EDITOR’S NOTE: In Waking up Whalley’s Corner, we delve into the area’s struggles, triumphs and what lies ahead. This is part six. Click here to read the first five parts in the series.
The hat says it all.
For a ball player, a hat speaks volumes about who you are. Where you came from. Your values. Your loyalties. Your pride.
Ball players don’t wear their hearts on their sleeves – they wear them on their heads.
Jason Skellett knows it too. That’s why he still has his hat from 25 years ago.
Does he still wear it?
Of course he does – and I knew he would. Because there are four or five other players on my Surrey Angels 30+ hardball team who show up to practice wearing a faded, worn hat from days long ago.
These guys grew up playing ball in Whalley Little League, which is approaching its 60th anniversary next year. And decades later, they still love to show it off.
“There’s always a great sense of pride knowing that you represent Whalley baseball, said Skellett.
“To this day… you reflect on the great sense of pride and happiness knowing that you were part of something like that.”
Longtime coach Ed Myers also knows about the magic of the “W” hat.
In his first year with Whalley, he wore his orange Whalley all-star hat everywhere he went.
“It was amazing how many people knew where that hat came from,” Myers said.
“I couldn’t believe how many times I got stopped. It was unbelievable.”
Skellett grew up in Whalley. He played Little League there from the time he was five until he was 17 and when he was 13, he played on a team that went to the Junior League World Series in 1990.
He still has all his old all-star team jackets and, of course, his beloved hat.
And 25 years later, he still finds himself drawn to Whalley Ball Park.
“To go back to the park and see a lot of the same faces that were there 20 or 25 years ago when I played, some of the same coaches and some of the same faces that are still there, watching Whalley baseball – that goes to show you that pride is still there.”
Myers is one of those familiar faces at the park.
He’s a face Skellett knows all too well from his pre-teen years as a Whalley Dodger. Myers was the the coach of Skellett’s rival Giants.
Twenty-five years later, Myers still coaches.

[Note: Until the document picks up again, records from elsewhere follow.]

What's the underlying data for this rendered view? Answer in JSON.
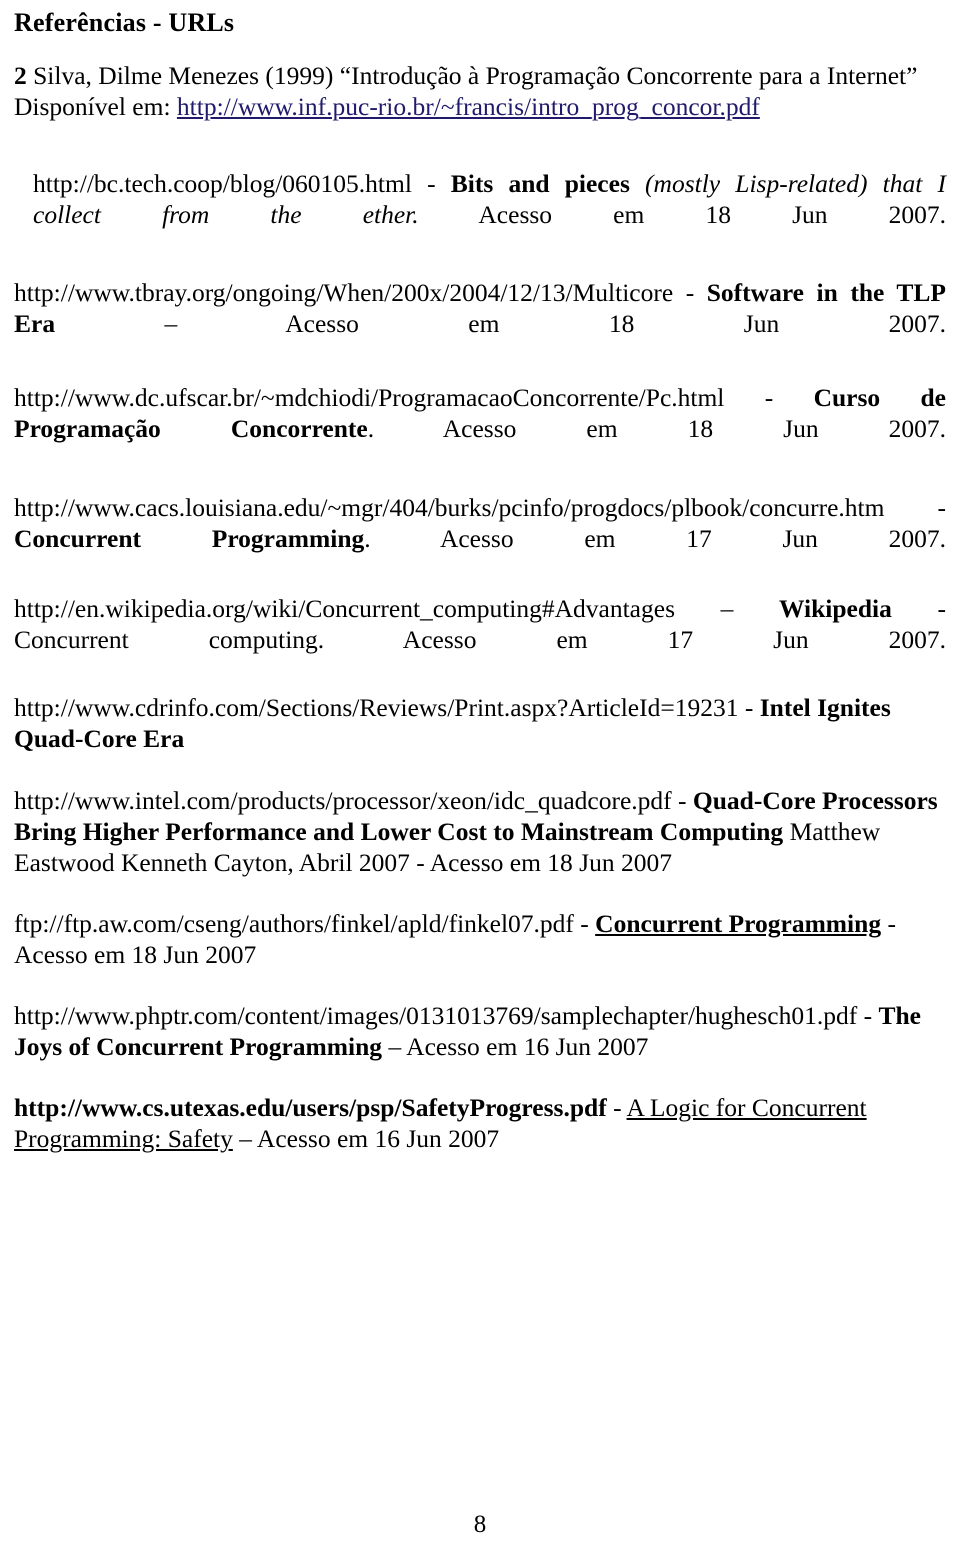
{
  "document": {
    "title": "Referências - URLs",
    "page_number": "8",
    "link_color": "#1f1a6b",
    "text_color": "#000000",
    "background_color": "#ffffff"
  },
  "references": [
    {
      "id": "ref-silva",
      "marker": "2",
      "citation": " Silva, Dilme Menezes (1999) “Introdução à Programação Concorrente para a Internet” Disponível em: ",
      "link_text": "http://www.inf.puc-rio.br/~francis/intro_prog_concor.pdf"
    },
    {
      "id": "ref-bctech",
      "url": "http://bc.tech.coop/blog/060105.html",
      "separator": " - ",
      "title_bold": "Bits and pieces",
      "title_italic": " (mostly Lisp-related) that I collect from the ether.",
      "access": " Acesso em 18 Jun 2007."
    },
    {
      "id": "ref-tbray",
      "url": "http://www.tbray.org/ongoing/When/200x/2004/12/13/Multicore",
      "separator": " - ",
      "title_bold": "Software in the TLP Era",
      "access": " – Acesso em 18 Jun 2007."
    },
    {
      "id": "ref-ufscar",
      "url": "http://www.dc.ufscar.br/~mdchiodi/ProgramacaoConcorrente/Pc.html",
      "separator": " - ",
      "title_bold": "Curso de Programação Concorrente",
      "access": ". Acesso em 18 Jun 2007."
    },
    {
      "id": "ref-louisiana",
      "url": "http://www.cacs.louisiana.edu/~mgr/404/burks/pcinfo/progdocs/plbook/concurre.htm",
      "separator": " - ",
      "title_bold": "Concurrent Programming",
      "access": ". Acesso em 17 Jun 2007."
    },
    {
      "id": "ref-wikipedia",
      "url": "http://en.wikipedia.org/wiki/Concurrent_computing#Advantages",
      "separator": " – ",
      "title_bold": "Wikipedia",
      "title_plain": " - Concurrent computing.",
      "access": " Acesso em 17 Jun 2007."
    },
    {
      "id": "ref-cdrinfo",
      "url": "http://www.cdrinfo.com/Sections/Reviews/Print.aspx?ArticleId=19231",
      "separator": " - ",
      "title_bold": "Intel Ignites Quad-Core Era"
    },
    {
      "id": "ref-intel",
      "url": "http://www.intel.com/products/processor/xeon/idc_quadcore.pdf",
      "separator": " - ",
      "title_bold": "Quad-Core Processors Bring Higher Performance and Lower Cost to Mainstream Computing",
      "authors": " Matthew Eastwood  Kenneth Cayton, Abril 2007 ",
      "access": " - Acesso em 18 Jun 2007"
    },
    {
      "id": "ref-finkel",
      "url": "ftp://ftp.aw.com/cseng/authors/finkel/apld/finkel07.pdf",
      "separator": " - ",
      "title_bold_underline": "Concurrent Programming",
      "access": " - Acesso em 18 Jun 2007"
    },
    {
      "id": "ref-phptr",
      "url": "http://www.phptr.com/content/images/0131013769/samplechapter/hughesch01.pdf",
      "separator": " - ",
      "title_bold": "The Joys of Concurrent Programming",
      "access": " – Acesso em 16 Jun 2007"
    },
    {
      "id": "ref-utexas",
      "url_bold": "http://www.cs.utexas.edu/users/psp/SafetyProgress.pdf",
      "separator": " - ",
      "title_underline": "A Logic for Concurrent Programming: Safety",
      "access": " – Acesso em 16 Jun 2007"
    }
  ]
}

In fact, as a Whalley Little League board member for the past 35 years, Myers has seen thousands of young people grow up in the league, including his two sons.
He still loves when former players, now men with families of their own, say hi to their old coach.
“It’s really nice to know those kids did not forget you,” he said. “Those are things these kids will never forget, playing in an organization that teaches you to be disciplined – and then they get to go back with their own kids. I think it’s something you never forget.”
Whalley baseball’s renowned reputation doesn’t come without its challenges.
I remember guys on my team telling me how their parents and coaches would show up early to pick up all the needles and used condoms from the field before game time.
I asked Myers if that’s still the case.
“It is a challenge,” he said, recalling times he arrived at the park to find people sleeping in the dugouts and finding giant holes cut in the fences so they could get in.
But Myer emphasizes that these issues are not unique to Whalley – he hears from leagues across the Lower Mainland who deal with similar challenges.
“I do think the problem here is a little bit bigger,” Myers concedes. “But we do get a lot of help from the city and from the council. Anything we ask for, we get.”
As concession manager, Karen McGregor is often the first person at the park. With shelters in the area, she says it’s not surprising that some seek a place to rest in the ball park.
“They’re kicked out of the shelters at seven in the morning,” she said.
There’s rarely a problem when homeless people who hunker down in the ball park are asked to move along before game time, McGregor added.
“But it’s really nice to know that I do have numbers that I can call and they would be here within minutes to assist – I think that’s great community support.”
You might think that having the park in the heart of the city’s most embattled neighbourhood would be the biggest challenge but in fact, Myers says the community’s changing demographic is what presents the toughest test.
“Every year, the biggest discussion we have is about how we are going to get more kids playing the game.”
In the early ’90s, the number of players was 750 at its peak. Over the past five years, the average number is 360 per year.
Myers says as the city changes – and as more high-tech games and hobbies compete for young people’s time – finding more young players to groom is always a challenge.
“That’s our biggest struggle.”
To register your child, visit whalleylittleleague.com.
Despite its challenges, the brand of Whalley baseball – and the community that built it – is thriving.
A few weeks ago, Jason Skellett was going to run on the track at South Surrey Athletic Park when he saw a few younger guys taking batting practice next to the track. Instead of going for a run, he joined them.
Turns out, they are college students playing in Kentucky on scholarhips.
Two of them grew up playing ball in Whalley – and Skellett now meets them every day to hit the ball.
“It’s such a tight-knit community – as soon as I mentioned the word ‘Whalley,’ the next thing you know we’re buddies. Just because of that one word – Whalley.”
Because I play ball with a bunch of former Whalley players, this story doesn’t surprise me. But there is one detail I find hard to believe.
Those guys weren’t wearing their old hats.